For work paid by the hour, I generally tell the client a couple of months in advance that my rate is going from $X an hour to $X+.
No need to justify your increase
Several writing sites suggest you justify your increase. I don’t unless I’m asked. I’ve found that a simple statement, said without any apology, is best – something like “I wanted to let you know that on (date about two months away) my rate will go to $X+ – wanted to give you a heads up since that will show up in my invoices.”
Often I get a “that’s fine,” and we proceed from there. Surprisingly some people respond with “what are we paying you now?” I tell them and usually they agree.
If someone asks me why, I’ll comment something like “I’ve learned a lot and I’m a better writer than I was when we started.” I’ll pause knowing they will either ask more questions or make a decision.
Sometimes I lose a client when I raise my fee, but not often.
I do go through my list of clients and decide if there are any I want to keep working with even if they don’t pay the increase. Usually there are one or two – sometimes I’ll just ask them how they would feel about increasing my rate to $X+. If they agree fine, if they don’t I make it clear I’m happy with $X.
Confidence pays the bills
When I look back at the beginning of my writing career I see that I didn’t have a clue about how to raise my freelance writing rates.
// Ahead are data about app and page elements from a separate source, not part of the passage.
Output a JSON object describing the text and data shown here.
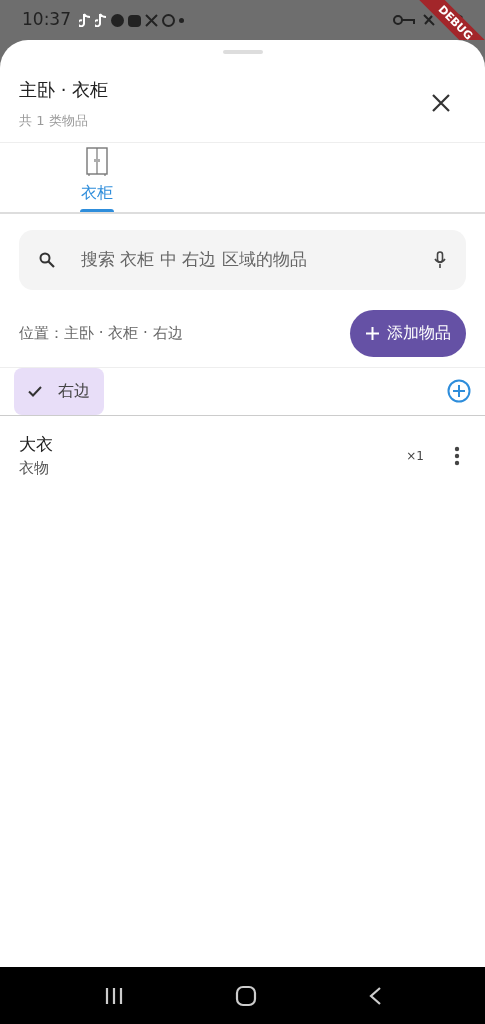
{
  "status_bar": {
    "time": "10:37"
  },
  "debug_banner": "DEBUG",
  "sheet": {
    "title": "主卧 · 衣柜",
    "subtitle": "共 1 类物品"
  },
  "tabs": [
    {
      "label": "衣柜",
      "selected": true
    }
  ],
  "search": {
    "placeholder": "搜索 衣柜 中 右边 区域的物品"
  },
  "location": "位置：主卧 · 衣柜 · 右边",
  "add_button": "添加物品",
  "chips": [
    {
      "label": "右边",
      "selected": true
    }
  ],
  "items": [
    {
      "name": "大衣",
      "category": "衣物",
      "quantity": "×1"
    }
  ]
}
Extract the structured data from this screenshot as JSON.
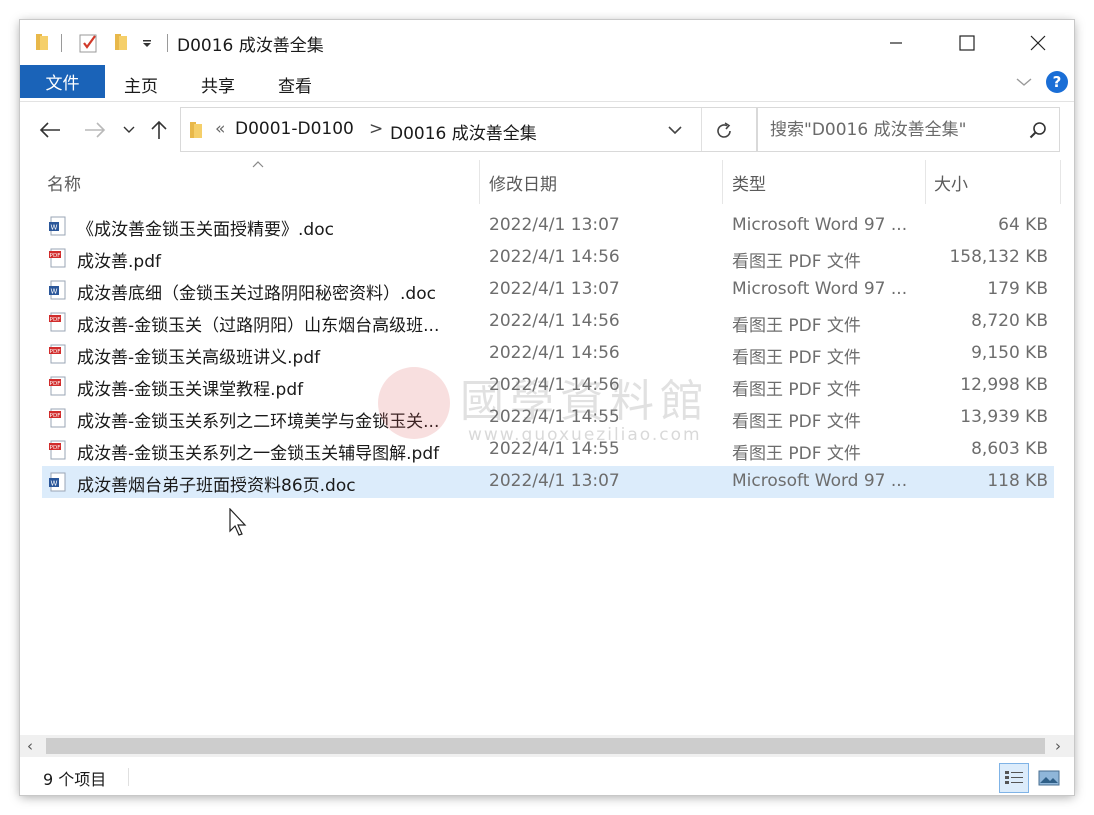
{
  "window": {
    "title": "D0016 成汝善全集",
    "minimize_icon": "minimize-icon",
    "maximize_icon": "maximize-icon",
    "close_icon": "close-icon"
  },
  "ribbon": {
    "tabs": [
      {
        "label": "文件",
        "active": true
      },
      {
        "label": "主页"
      },
      {
        "label": "共享"
      },
      {
        "label": "查看"
      }
    ]
  },
  "navigation": {
    "breadcrumb": [
      "«",
      "D0001-D0100",
      ">",
      "D0016 成汝善全集"
    ]
  },
  "search": {
    "placeholder": "搜索\"D0016 成汝善全集\""
  },
  "columns": {
    "name": "名称",
    "date": "修改日期",
    "type": "类型",
    "size": "大小"
  },
  "files": [
    {
      "name": "《成汝善金锁玉关面授精要》.doc",
      "date": "2022/4/1 13:07",
      "type": "Microsoft Word 97 ...",
      "size": "64 KB",
      "icon": "word-doc-icon"
    },
    {
      "name": "成汝善.pdf",
      "date": "2022/4/1 14:56",
      "type": "看图王 PDF 文件",
      "size": "158,132 KB",
      "icon": "pdf-file-icon"
    },
    {
      "name": "成汝善底细（金锁玉关过路阴阳秘密资料）.doc",
      "date": "2022/4/1 13:07",
      "type": "Microsoft Word 97 ...",
      "size": "179 KB",
      "icon": "word-doc-icon"
    },
    {
      "name": "成汝善-金锁玉关（过路阴阳）山东烟台高级班...",
      "date": "2022/4/1 14:56",
      "type": "看图王 PDF 文件",
      "size": "8,720 KB",
      "icon": "pdf-file-icon"
    },
    {
      "name": "成汝善-金锁玉关高级班讲义.pdf",
      "date": "2022/4/1 14:56",
      "type": "看图王 PDF 文件",
      "size": "9,150 KB",
      "icon": "pdf-file-icon"
    },
    {
      "name": "成汝善-金锁玉关课堂教程.pdf",
      "date": "2022/4/1 14:56",
      "type": "看图王 PDF 文件",
      "size": "12,998 KB",
      "icon": "pdf-file-icon"
    },
    {
      "name": "成汝善-金锁玉关系列之二环境美学与金锁玉关...",
      "date": "2022/4/1 14:55",
      "type": "看图王 PDF 文件",
      "size": "13,939 KB",
      "icon": "pdf-file-icon"
    },
    {
      "name": "成汝善-金锁玉关系列之一金锁玉关辅导图解.pdf",
      "date": "2022/4/1 14:55",
      "type": "看图王 PDF 文件",
      "size": "8,603 KB",
      "icon": "pdf-file-icon"
    },
    {
      "name": "成汝善烟台弟子班面授资料86页.doc",
      "date": "2022/4/1 13:07",
      "type": "Microsoft Word 97 ...",
      "size": "118 KB",
      "icon": "word-doc-icon",
      "selected": true
    }
  ],
  "watermark": {
    "title": "國學資料館",
    "url": "www.guoxueziliao.com"
  },
  "status": {
    "item_count": "9 个项目"
  },
  "colors": {
    "accent": "#1a63b8",
    "selection": "#dcecfb",
    "help": "#1a6ed6"
  }
}
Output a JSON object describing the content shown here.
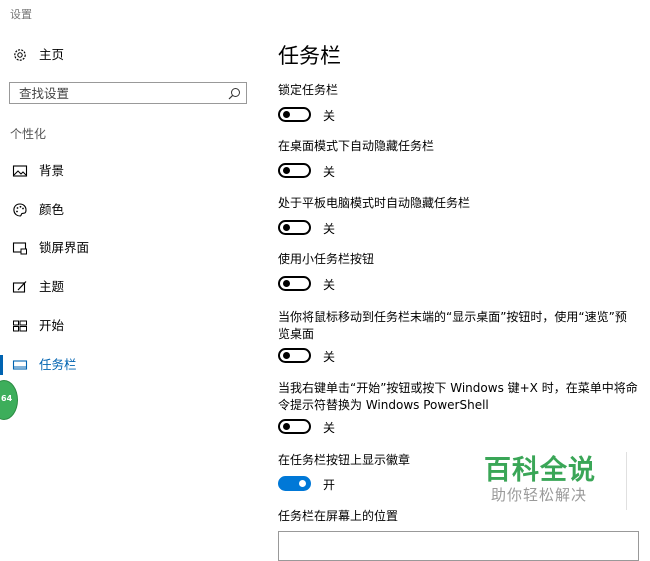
{
  "window": {
    "title": "设置"
  },
  "sidebar": {
    "home_label": "主页",
    "search": {
      "placeholder": "查找设置",
      "value": ""
    },
    "section_header": "个性化",
    "items": [
      {
        "label": "背景",
        "icon": "picture-icon"
      },
      {
        "label": "颜色",
        "icon": "palette-icon"
      },
      {
        "label": "锁屏界面",
        "icon": "lock-screen-icon"
      },
      {
        "label": "主题",
        "icon": "theme-icon"
      },
      {
        "label": "开始",
        "icon": "start-icon"
      },
      {
        "label": "任务栏",
        "icon": "taskbar-icon",
        "active": true
      }
    ],
    "badge": "64"
  },
  "main": {
    "title": "任务栏",
    "settings": [
      {
        "label": "锁定任务栏",
        "state": "关",
        "on": false
      },
      {
        "label": "在桌面模式下自动隐藏任务栏",
        "state": "关",
        "on": false
      },
      {
        "label": "处于平板电脑模式时自动隐藏任务栏",
        "state": "关",
        "on": false
      },
      {
        "label": "使用小任务栏按钮",
        "state": "关",
        "on": false
      },
      {
        "label": "当你将鼠标移动到任务栏末端的“显示桌面”按钮时，使用“速览”预览桌面",
        "state": "关",
        "on": false
      },
      {
        "label": "当我右键单击“开始”按钮或按下 Windows 键+X 时，在菜单中将命令提示符替换为 Windows PowerShell",
        "state": "关",
        "on": false
      },
      {
        "label": "在任务栏按钮上显示徽章",
        "state": "开",
        "on": true
      }
    ],
    "position_label": "任务栏在屏幕上的位置"
  },
  "watermark": {
    "title": "百科全说",
    "subtitle": "助你轻松解决"
  },
  "colors": {
    "accent": "#0078d7",
    "watermark_green": "#3aa657"
  }
}
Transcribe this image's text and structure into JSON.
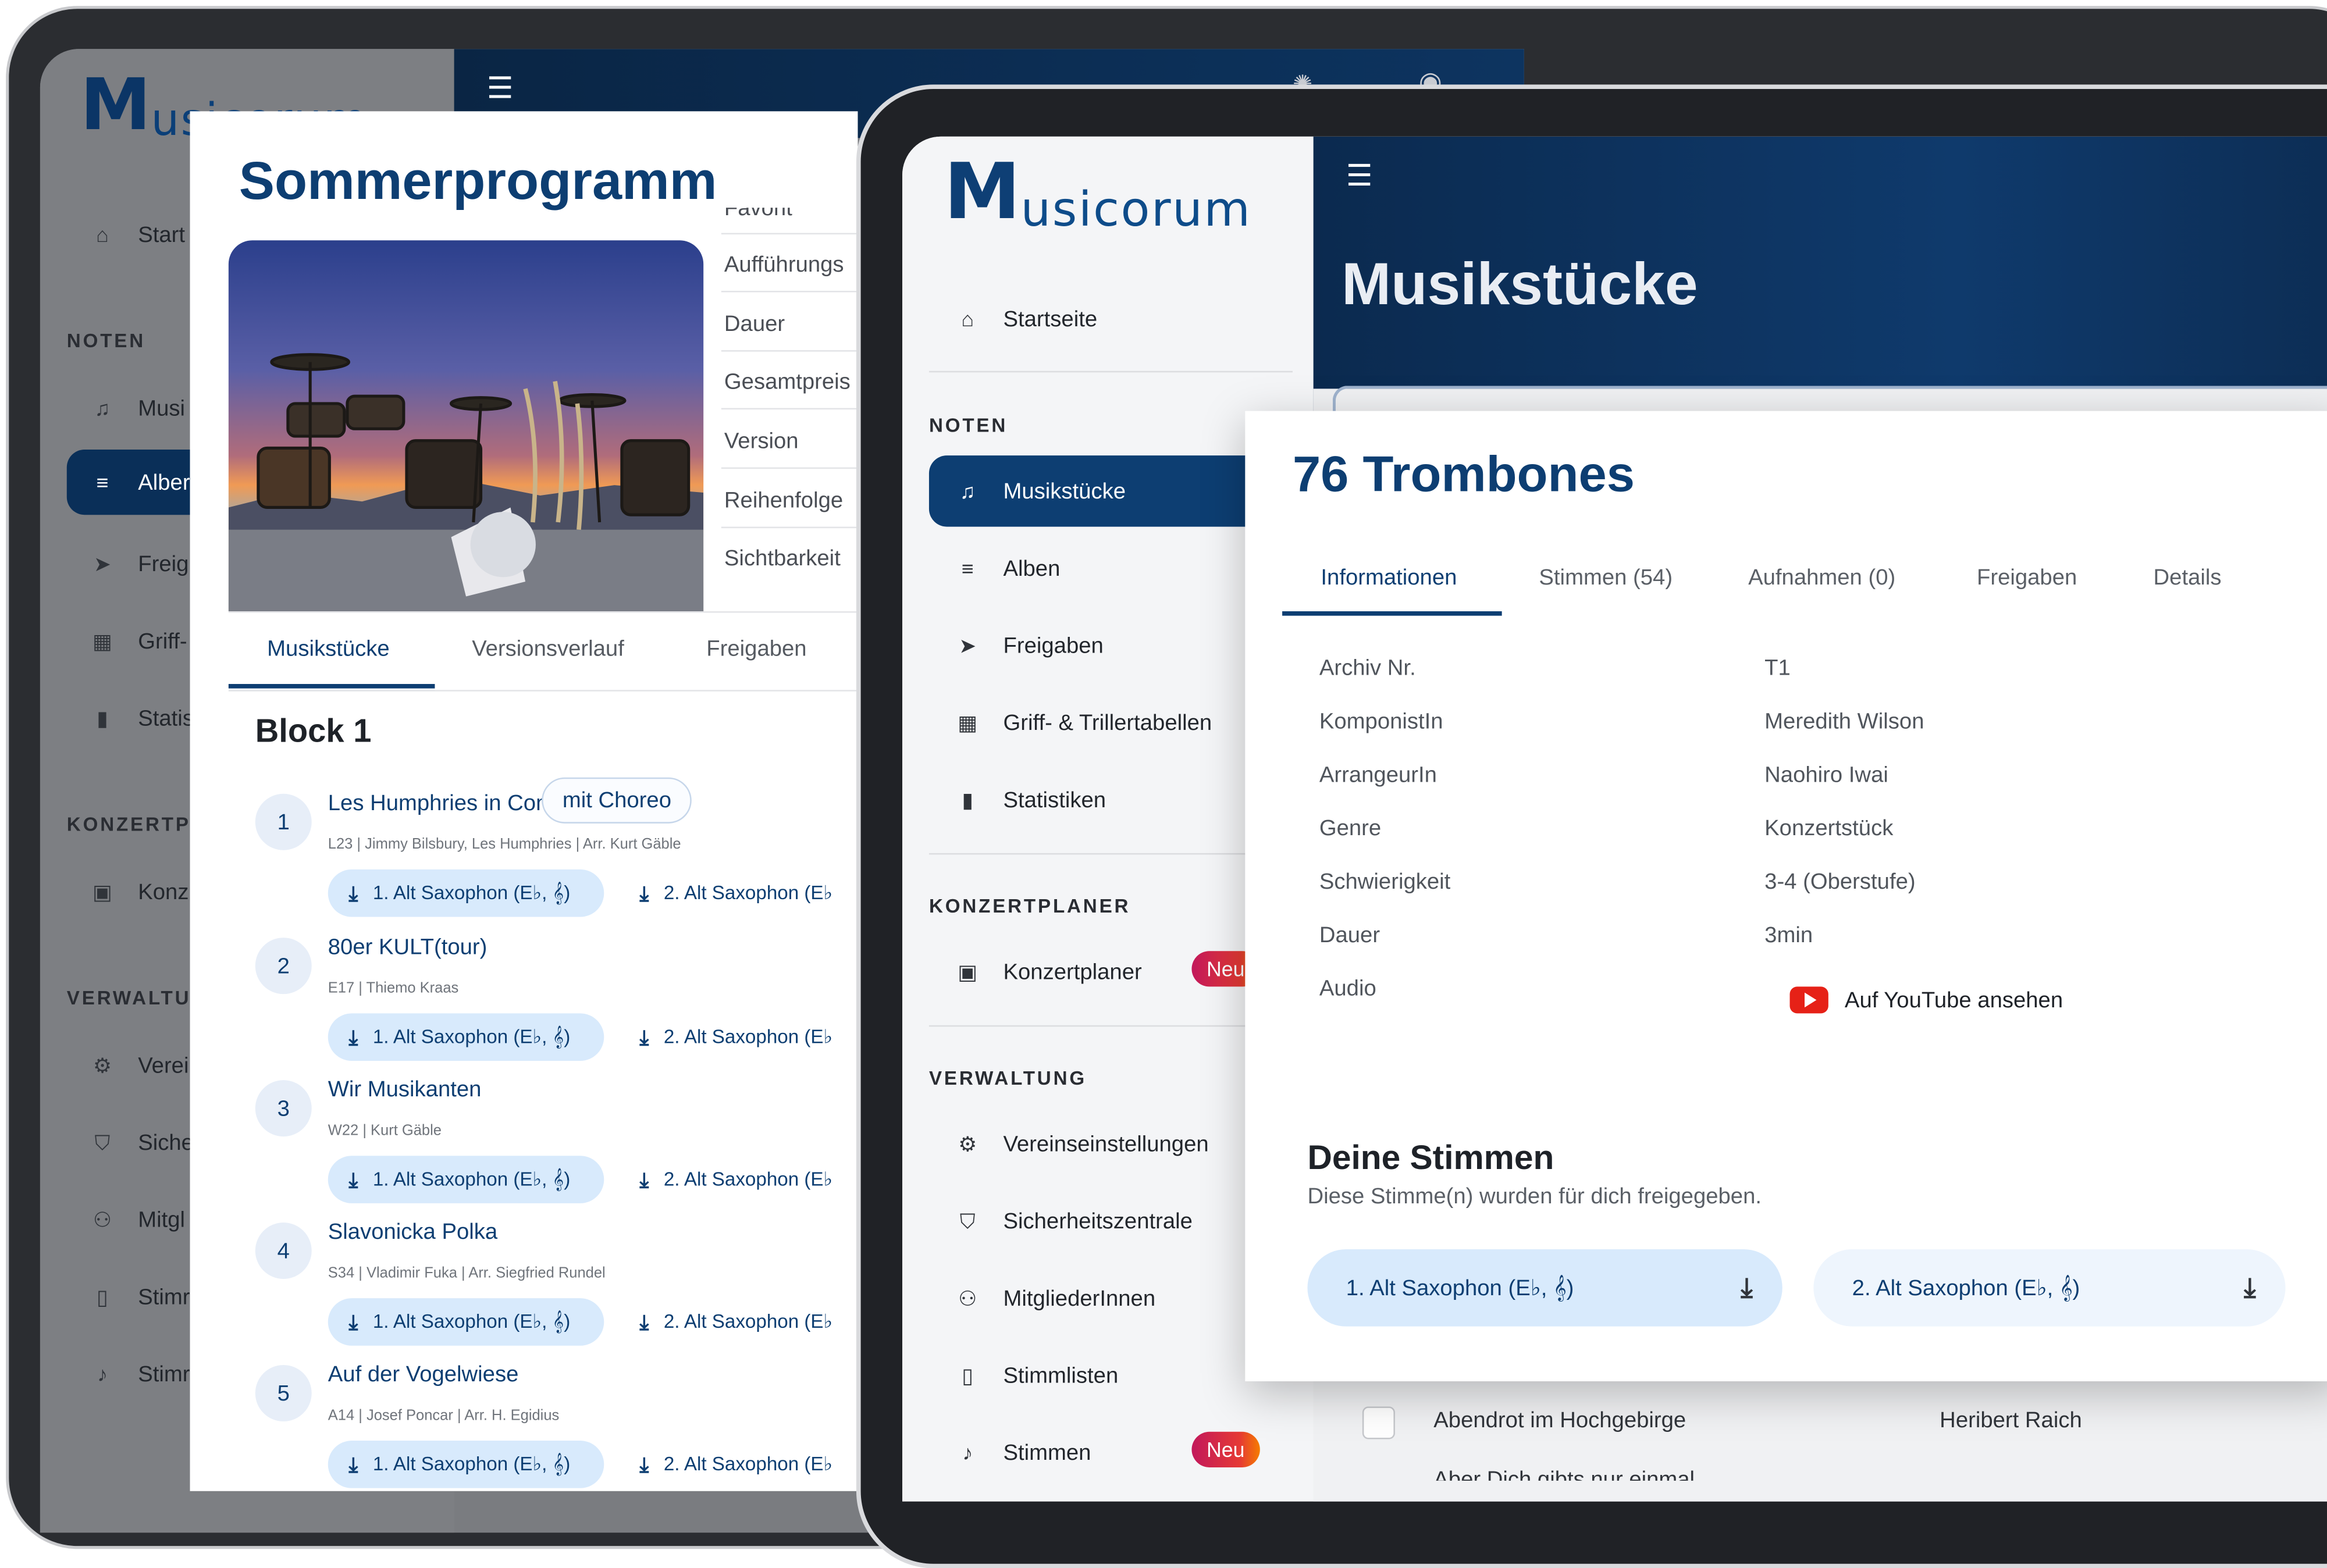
{
  "brand": {
    "logo_text": "usicorum",
    "logo_mark": "M"
  },
  "back_device": {
    "sidebar": {
      "items_top": [
        {
          "label": "Start",
          "icon": "home-icon"
        }
      ],
      "sections": [
        {
          "title": "NOTEN",
          "items": [
            {
              "label": "Musi",
              "icon": "music-note-icon"
            },
            {
              "label": "Alber",
              "icon": "album-icon",
              "active": true
            },
            {
              "label": "Freig",
              "icon": "send-icon"
            },
            {
              "label": "Griff-",
              "icon": "table-icon"
            },
            {
              "label": "Statis",
              "icon": "chart-icon"
            }
          ]
        },
        {
          "title": "KONZERTPL",
          "items": [
            {
              "label": "Konz",
              "icon": "calendar-icon"
            }
          ]
        },
        {
          "title": "VERWALTUN",
          "items": [
            {
              "label": "Verei",
              "icon": "gear-icon"
            },
            {
              "label": "Siche",
              "icon": "shield-icon"
            },
            {
              "label": "Mitgl",
              "icon": "users-icon"
            },
            {
              "label": "Stimr",
              "icon": "file-music-icon"
            },
            {
              "label": "Stimr",
              "icon": "note-icon"
            }
          ]
        }
      ]
    },
    "modal": {
      "title": "Sommerprogramm",
      "side_labels": [
        "Favorit",
        "Aufführungs",
        "Dauer",
        "Gesamtpreis",
        "Version",
        "Reihenfolge",
        "Sichtbarkeit"
      ],
      "tabs": [
        "Musikstücke",
        "Versionsverlauf",
        "Freigaben"
      ],
      "active_tab": 0,
      "block_title": "Block 1",
      "songs": [
        {
          "num": "1",
          "title": "Les Humphries in Concert",
          "meta": "L23 | Jimmy Bilsbury, Les Humphries | Arr. Kurt Gäble",
          "chip": "mit Choreo",
          "dl1": "1. Alt Saxophon (E♭, 𝄞)",
          "dl2": "2. Alt Saxophon (E♭"
        },
        {
          "num": "2",
          "title": "80er KULT(tour)",
          "meta": "E17 | Thiemo Kraas",
          "chip": "",
          "dl1": "1. Alt Saxophon (E♭, 𝄞)",
          "dl2": "2. Alt Saxophon (E♭"
        },
        {
          "num": "3",
          "title": "Wir Musikanten",
          "meta": "W22 | Kurt Gäble",
          "chip": "",
          "dl1": "1. Alt Saxophon (E♭, 𝄞)",
          "dl2": "2. Alt Saxophon (E♭"
        },
        {
          "num": "4",
          "title": "Slavonicka Polka",
          "meta": "S34 | Vladimir Fuka | Arr. Siegfried Rundel",
          "chip": "",
          "dl1": "1. Alt Saxophon (E♭, 𝄞)",
          "dl2": "2. Alt Saxophon (E♭"
        },
        {
          "num": "5",
          "title": "Auf der Vogelwiese",
          "meta": "A14 | Josef Poncar | Arr. H. Egidius",
          "chip": "",
          "dl1": "1. Alt Saxophon (E♭, 𝄞)",
          "dl2": "2. Alt Saxophon (E♭"
        }
      ]
    }
  },
  "front_device": {
    "sidebar": {
      "items_top": [
        {
          "label": "Startseite",
          "icon": "home-icon"
        }
      ],
      "sections": [
        {
          "title": "NOTEN",
          "items": [
            {
              "label": "Musikstücke",
              "icon": "music-note-icon",
              "active": true
            },
            {
              "label": "Alben",
              "icon": "album-icon"
            },
            {
              "label": "Freigaben",
              "icon": "send-icon"
            },
            {
              "label": "Griff- & Trillertabellen",
              "icon": "table-icon"
            },
            {
              "label": "Statistiken",
              "icon": "chart-icon"
            }
          ]
        },
        {
          "title": "KONZERTPLANER",
          "items": [
            {
              "label": "Konzertplaner",
              "icon": "calendar-icon",
              "badge": "Neu"
            }
          ]
        },
        {
          "title": "VERWALTUNG",
          "items": [
            {
              "label": "Vereinseinstellungen",
              "icon": "gear-icon"
            },
            {
              "label": "Sicherheitszentrale",
              "icon": "shield-icon"
            },
            {
              "label": "MitgliederInnen",
              "icon": "users-icon"
            },
            {
              "label": "Stimmlisten",
              "icon": "file-music-icon"
            },
            {
              "label": "Stimmen",
              "icon": "note-icon",
              "badge": "Neu"
            }
          ]
        }
      ]
    },
    "page_title": "Musikstücke",
    "list_rows": [
      {
        "title": "Abendrot im Hochgebirge",
        "composer": "Heribert Raich"
      },
      {
        "title": "Aber Dich gibts nur einmal",
        "composer": ""
      }
    ],
    "modal": {
      "title": "76 Trombones",
      "tabs": [
        "Informationen",
        "Stimmen (54)",
        "Aufnahmen (0)",
        "Freigaben",
        "Details"
      ],
      "active_tab": 0,
      "info": [
        {
          "label": "Archiv Nr.",
          "value": "T1"
        },
        {
          "label": "KomponistIn",
          "value": "Meredith Wilson"
        },
        {
          "label": "ArrangeurIn",
          "value": "Naohiro Iwai"
        },
        {
          "label": "Genre",
          "value": "Konzertstück"
        },
        {
          "label": "Schwierigkeit",
          "value": "3-4 (Oberstufe)"
        },
        {
          "label": "Dauer",
          "value": "3min"
        },
        {
          "label": "Audio",
          "value": ""
        }
      ],
      "youtube_label": "Auf YouTube ansehen",
      "stimmen_title": "Deine Stimmen",
      "stimmen_subtitle": "Diese Stimme(n) wurden für dich freigegeben.",
      "voices": [
        "1. Alt Saxophon (E♭, 𝄞)",
        "2. Alt Saxophon (E♭, 𝄞)"
      ]
    }
  }
}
I’d apologize, and explain about needing to feed the kids, or inflation or… you name it. Obviously I didn’t have much self-confidence when I first began writing.
Over time my sense of confidence in my writing and my worth as a person has increased. That’s resulted in better writing jobs and better paying writing jobs. It’s almost magic.
You can work to improve your view of yourself. For example, you may find
- 1 Powerful Way Writers (& Others) Can Improve Their Self-Worth & Make More Money, and,
- 6 Ways You Can Accept Responsibility For Your Own Self-Worth As A Writer helpful.
What’s been your experience with raising your rates?
Write well and often,